Thanks for providing these details. I was already inclined to your view i.e. suggesting that because it is subjunctive the given translation could not be a literal one; but I am still grateful for your more authoritative and detailed contribution!
Sounds more like "sigua" than "segua". That's alright I write with a "pin" myself.
Duo gave me this phrase to complete about 5 times (literally) in one lesson. All were the same format.
I translated the sentence as "Whoever loves me will follow me", thinking of the implied biblical imperative. Alas, Duo felt that I was incorrect. Anybody think my translation works?
I (a male) translated as "She who loves me, follows me." Duo corrected as "HE who loves me, follows me." Does that make any sense to anyone?
The Italian "chi" is gender neutral. It means here "who" or "whoever". You could translate into ""Whoever loves me ..." if you want to stay gender neutral in English, or even "They who love me ...".
For whatever reason, English does not begin this kind of sentence with a bare "who", but requires "he who" or "she who" or "they who", if not "whoever".
In older English (let's say up till about 75 years ago), it was quite common to use the masculine pronoun for general statements that apply to both sexes. So classically you see a lot of "he who ..." but rareley "she who...". unless you are speaking only of women.
Understood. Thank you. I knew "Chi" was gender-neutral, which is why I thought "She" would work.
It translates "who me love, me follow" if im talking about me, then how is this placed on a second person?
In standard Engish, the translation you are suggesting would be: "Who(ever) loves me follows me".
You are right that that translation does not use the second person ("you").
For whatever reason, DL has chosen a very non-literal translation as its featured translation. However, I believe DL will also accept "who loves me follows me" or "who loves me should follow me".
where in the Italian sentence is the conditional conjunction IF? isn't chi a pronoun?
The is no "if" in the Italian we are given. The DL Engish translation here is not literal. The literal translation into English is more like "He who loves me should follow me" or "Whoever loves me should follow me".
I am in level "idioms" How can we know the meaning of this idioms if we never learnt them. May be I miss some thing when learning ?
I suppose that this sentence was taken from Mylène Farmer's song "L'amour n'est rien" – "Qui m'aime me suive !", but of course, it may be a pure coincidence and nothing else. Yet, I simply love it. :)
I think "love me or leave me" should be accepted here - it has exactly the same idiomatic meaning.

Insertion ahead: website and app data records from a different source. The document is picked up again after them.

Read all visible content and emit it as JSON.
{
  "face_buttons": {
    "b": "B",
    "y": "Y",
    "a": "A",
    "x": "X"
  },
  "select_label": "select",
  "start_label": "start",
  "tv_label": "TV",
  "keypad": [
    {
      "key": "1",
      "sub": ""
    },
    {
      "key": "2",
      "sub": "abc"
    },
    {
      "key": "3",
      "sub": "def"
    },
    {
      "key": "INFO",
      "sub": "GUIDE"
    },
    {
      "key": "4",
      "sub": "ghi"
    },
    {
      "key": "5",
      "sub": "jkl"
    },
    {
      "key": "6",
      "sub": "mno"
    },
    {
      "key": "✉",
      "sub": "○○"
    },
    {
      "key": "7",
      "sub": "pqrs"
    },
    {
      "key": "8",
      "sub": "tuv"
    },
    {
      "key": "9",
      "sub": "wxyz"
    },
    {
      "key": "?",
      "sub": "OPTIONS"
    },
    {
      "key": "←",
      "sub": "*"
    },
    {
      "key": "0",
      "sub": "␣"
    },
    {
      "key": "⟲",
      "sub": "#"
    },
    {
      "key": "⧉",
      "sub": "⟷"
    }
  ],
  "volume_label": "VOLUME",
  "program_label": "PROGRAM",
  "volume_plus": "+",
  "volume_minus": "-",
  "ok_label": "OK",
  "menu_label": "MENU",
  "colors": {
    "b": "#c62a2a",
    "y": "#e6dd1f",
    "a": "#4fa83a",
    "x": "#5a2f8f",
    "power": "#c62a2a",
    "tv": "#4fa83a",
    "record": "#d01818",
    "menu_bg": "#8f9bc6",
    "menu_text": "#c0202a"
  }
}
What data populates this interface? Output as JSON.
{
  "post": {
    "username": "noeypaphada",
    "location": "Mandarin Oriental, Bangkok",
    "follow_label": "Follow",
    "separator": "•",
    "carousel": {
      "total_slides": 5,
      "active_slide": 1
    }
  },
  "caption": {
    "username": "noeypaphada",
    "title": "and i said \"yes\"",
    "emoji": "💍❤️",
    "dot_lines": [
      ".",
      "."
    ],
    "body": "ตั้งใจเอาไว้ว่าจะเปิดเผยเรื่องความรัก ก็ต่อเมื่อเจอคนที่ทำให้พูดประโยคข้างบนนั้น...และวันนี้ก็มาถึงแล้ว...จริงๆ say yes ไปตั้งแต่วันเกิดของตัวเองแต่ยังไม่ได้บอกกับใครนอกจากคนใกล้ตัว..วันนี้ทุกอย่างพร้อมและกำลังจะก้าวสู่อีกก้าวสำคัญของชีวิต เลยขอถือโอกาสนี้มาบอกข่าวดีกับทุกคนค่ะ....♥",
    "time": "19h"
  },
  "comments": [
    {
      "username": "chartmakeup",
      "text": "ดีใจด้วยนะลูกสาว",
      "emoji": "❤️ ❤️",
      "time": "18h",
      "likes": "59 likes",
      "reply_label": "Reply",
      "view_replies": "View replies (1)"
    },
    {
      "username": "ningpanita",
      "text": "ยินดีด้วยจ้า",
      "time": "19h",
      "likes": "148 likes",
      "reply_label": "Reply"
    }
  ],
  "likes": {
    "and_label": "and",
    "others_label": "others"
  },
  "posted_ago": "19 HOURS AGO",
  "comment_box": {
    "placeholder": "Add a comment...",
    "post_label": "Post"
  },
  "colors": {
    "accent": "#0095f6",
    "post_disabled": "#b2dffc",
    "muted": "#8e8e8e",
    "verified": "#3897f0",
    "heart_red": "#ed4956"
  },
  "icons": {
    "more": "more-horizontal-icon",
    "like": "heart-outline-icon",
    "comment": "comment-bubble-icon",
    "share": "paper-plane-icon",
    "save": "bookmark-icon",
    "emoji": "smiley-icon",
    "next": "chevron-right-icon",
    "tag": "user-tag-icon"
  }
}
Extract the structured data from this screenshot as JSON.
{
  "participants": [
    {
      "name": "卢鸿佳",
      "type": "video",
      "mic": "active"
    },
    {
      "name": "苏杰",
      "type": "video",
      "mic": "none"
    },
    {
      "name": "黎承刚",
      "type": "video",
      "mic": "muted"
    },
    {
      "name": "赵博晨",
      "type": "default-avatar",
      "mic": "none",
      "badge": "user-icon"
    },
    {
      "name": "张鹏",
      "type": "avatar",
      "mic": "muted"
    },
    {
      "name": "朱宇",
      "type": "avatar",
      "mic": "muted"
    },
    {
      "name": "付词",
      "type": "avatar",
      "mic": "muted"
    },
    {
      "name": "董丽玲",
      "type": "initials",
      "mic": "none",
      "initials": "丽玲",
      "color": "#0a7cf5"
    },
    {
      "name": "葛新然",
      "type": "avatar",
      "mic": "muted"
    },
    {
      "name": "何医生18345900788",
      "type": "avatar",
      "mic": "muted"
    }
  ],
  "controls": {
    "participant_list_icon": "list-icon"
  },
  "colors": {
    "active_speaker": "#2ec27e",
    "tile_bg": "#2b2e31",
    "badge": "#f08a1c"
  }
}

"Follow me if you love me" was not accepted. Thought that was a decent translation...
Pardon! You're right. I mixed up an 'a' and 'i' order. It's actually: "Se mi ami, mi segua." But what I was more focused on to say was, that "chi" shouldn't be used here, but "se."
I thought, we were learning Italian here and not the quotes from the Bible. :) Anyway, thank you!
It's not only a quote. It's a common way to speak in italian. Everyone could use this sentence..
Ariaflame, I agree with you except for one detail. I think the Italian 'segua' here is subjunctive but not necessarily imperative. So I would not use the English imperative 'follow me' but a non-imperative translation of the Italian subjunctive: '(He) who loves me, follows/should follow me.'
"Se (lui) mi ama, (tu) mi segui" it's uncorrect. In this case subject of loving and following is the same. Coloro (quelli) che mi amano dovrebbero seguirmi.